Officials at the American space agency said recently that their newly-launched Solar Dynamics Observatory (SDO) was one of the most remarkable pieces of equipment ever deployed to study the Sun. Speaking at the 216th meeting of the American Astronomical Society (AAS 2010), held in Miami, Florida, experts with the mission explained that we are currently getting a new understanding of how the star works at various wavelengths, and that it's all due to this instrument. The SDO was launched on February 11, 2010, and has only recently finished undergoing its testing and commissioning phases.
According to speakers at the conference, information collected by the SDO has thus far been able to provide more clues into how small-scale events, taking place on or below the surface of our star, are capable of influencing our planet to a great degree. Some solar phenomena, for instance, can easily disrupt communications on Earth, destroy power grids, fry satellites in orbit, and endanger the lives of astronauts on the International Space Station (ISS). The Sun's inner workings are already beginning to be revealed, thanks to the instruments that make up SDO's arsenal.
“The Sun is a major part of our everyday lives. The biggest thing about SDO is that it's enabling the prediction of space weather,” explained SDO project scientist Dean Pesnell, who is based at the NASA Goddard Space Flight Center, in Greenbelt, Maryland. “Even small events restructure large regions of the solar surface. It's been possible to recognize the size of these regions because of the combination of spatial, temporal and area coverage provided by [the Atmospheric Imaging Assembly instrument,” adds the SDO AIA principal investigator, Alan Title. He works at the Palo Alto, California-based Lockheed Martin Advanced Technology Center.

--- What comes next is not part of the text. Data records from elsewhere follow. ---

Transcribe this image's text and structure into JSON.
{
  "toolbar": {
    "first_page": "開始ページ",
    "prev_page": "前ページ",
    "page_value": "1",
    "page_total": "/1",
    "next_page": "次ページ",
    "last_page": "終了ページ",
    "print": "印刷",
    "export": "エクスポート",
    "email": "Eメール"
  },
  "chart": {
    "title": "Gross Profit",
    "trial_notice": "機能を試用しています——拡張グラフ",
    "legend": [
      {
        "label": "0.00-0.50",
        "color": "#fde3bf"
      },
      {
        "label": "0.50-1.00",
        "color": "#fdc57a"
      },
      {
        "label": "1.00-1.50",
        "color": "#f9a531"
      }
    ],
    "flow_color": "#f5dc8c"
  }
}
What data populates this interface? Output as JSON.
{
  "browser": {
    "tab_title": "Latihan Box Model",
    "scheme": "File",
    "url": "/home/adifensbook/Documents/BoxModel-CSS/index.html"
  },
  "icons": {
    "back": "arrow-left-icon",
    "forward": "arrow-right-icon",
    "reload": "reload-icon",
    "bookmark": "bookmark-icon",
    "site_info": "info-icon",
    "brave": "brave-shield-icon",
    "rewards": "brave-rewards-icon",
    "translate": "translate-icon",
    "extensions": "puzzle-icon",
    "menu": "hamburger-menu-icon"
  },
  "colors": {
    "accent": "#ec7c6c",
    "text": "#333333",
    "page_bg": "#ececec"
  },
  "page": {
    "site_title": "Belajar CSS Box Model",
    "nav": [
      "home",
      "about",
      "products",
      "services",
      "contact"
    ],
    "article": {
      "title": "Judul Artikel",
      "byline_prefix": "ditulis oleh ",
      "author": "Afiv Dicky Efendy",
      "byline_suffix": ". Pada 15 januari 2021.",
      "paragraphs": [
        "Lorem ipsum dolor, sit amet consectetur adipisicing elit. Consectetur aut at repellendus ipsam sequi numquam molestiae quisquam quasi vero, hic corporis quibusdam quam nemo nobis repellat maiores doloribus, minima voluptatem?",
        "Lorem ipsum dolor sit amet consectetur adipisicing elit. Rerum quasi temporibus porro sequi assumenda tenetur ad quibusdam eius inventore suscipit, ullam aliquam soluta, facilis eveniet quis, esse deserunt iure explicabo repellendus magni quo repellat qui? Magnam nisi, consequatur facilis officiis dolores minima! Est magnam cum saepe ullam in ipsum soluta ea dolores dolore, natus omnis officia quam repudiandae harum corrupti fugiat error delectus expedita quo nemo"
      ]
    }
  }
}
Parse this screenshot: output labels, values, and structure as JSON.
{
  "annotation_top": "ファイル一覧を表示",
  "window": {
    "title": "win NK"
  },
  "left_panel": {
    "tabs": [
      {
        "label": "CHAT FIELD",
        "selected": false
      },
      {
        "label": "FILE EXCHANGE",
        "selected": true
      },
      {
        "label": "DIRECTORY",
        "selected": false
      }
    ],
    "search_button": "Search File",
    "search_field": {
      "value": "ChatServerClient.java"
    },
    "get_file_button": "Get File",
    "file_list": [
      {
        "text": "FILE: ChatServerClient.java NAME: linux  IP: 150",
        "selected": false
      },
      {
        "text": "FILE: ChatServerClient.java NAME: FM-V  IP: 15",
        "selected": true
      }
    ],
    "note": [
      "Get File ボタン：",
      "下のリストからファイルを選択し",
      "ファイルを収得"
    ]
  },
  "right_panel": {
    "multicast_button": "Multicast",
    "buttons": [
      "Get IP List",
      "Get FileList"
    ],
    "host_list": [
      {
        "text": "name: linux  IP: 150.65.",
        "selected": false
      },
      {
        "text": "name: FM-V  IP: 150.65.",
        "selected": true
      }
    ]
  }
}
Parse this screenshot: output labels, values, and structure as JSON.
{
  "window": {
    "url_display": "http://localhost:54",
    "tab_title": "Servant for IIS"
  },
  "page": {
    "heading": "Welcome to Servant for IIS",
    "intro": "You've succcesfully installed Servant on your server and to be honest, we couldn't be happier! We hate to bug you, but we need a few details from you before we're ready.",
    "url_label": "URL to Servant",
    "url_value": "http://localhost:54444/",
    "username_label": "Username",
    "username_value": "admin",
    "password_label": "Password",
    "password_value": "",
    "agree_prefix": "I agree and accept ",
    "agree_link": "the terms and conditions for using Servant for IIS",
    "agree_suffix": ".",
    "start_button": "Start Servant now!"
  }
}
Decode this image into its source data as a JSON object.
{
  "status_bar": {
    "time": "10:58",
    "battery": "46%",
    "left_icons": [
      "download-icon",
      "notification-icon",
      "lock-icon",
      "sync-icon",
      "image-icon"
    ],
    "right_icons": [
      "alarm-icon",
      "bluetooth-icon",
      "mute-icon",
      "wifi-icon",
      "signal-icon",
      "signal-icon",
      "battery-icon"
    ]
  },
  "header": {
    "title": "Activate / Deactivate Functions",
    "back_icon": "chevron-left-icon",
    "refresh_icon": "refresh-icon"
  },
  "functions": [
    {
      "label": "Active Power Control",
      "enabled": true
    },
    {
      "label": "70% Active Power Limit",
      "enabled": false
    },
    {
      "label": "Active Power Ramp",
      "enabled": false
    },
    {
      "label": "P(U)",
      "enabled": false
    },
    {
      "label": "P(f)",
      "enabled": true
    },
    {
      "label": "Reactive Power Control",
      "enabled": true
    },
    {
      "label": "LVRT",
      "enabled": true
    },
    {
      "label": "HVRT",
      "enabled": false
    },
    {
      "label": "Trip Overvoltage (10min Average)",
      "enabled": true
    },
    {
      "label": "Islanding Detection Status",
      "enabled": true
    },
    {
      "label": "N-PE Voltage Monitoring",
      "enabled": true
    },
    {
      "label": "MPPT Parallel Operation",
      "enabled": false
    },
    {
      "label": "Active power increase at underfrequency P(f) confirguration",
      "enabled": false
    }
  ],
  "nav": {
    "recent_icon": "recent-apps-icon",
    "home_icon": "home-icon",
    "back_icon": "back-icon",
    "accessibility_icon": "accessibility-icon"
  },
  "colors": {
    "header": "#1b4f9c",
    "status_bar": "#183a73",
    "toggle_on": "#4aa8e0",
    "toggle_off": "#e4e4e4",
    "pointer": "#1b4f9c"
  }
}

“Although we knew that these small-scale emergences affected regions locally – at maybe five or 10 times their diameter – we had not known that there was the potential for much larger-scale restructuring to occur,” Title added. “Until we understand how these connections work and how fast they are, we won't really understand what really kicks off solar flares and coronal mass ejections, For the first time, we'll be able to see these connections and understand the physics that is involved with this restructuring and the energy that is involved,” he concluded. AIA is currently snapping about 70,000 images each day, Space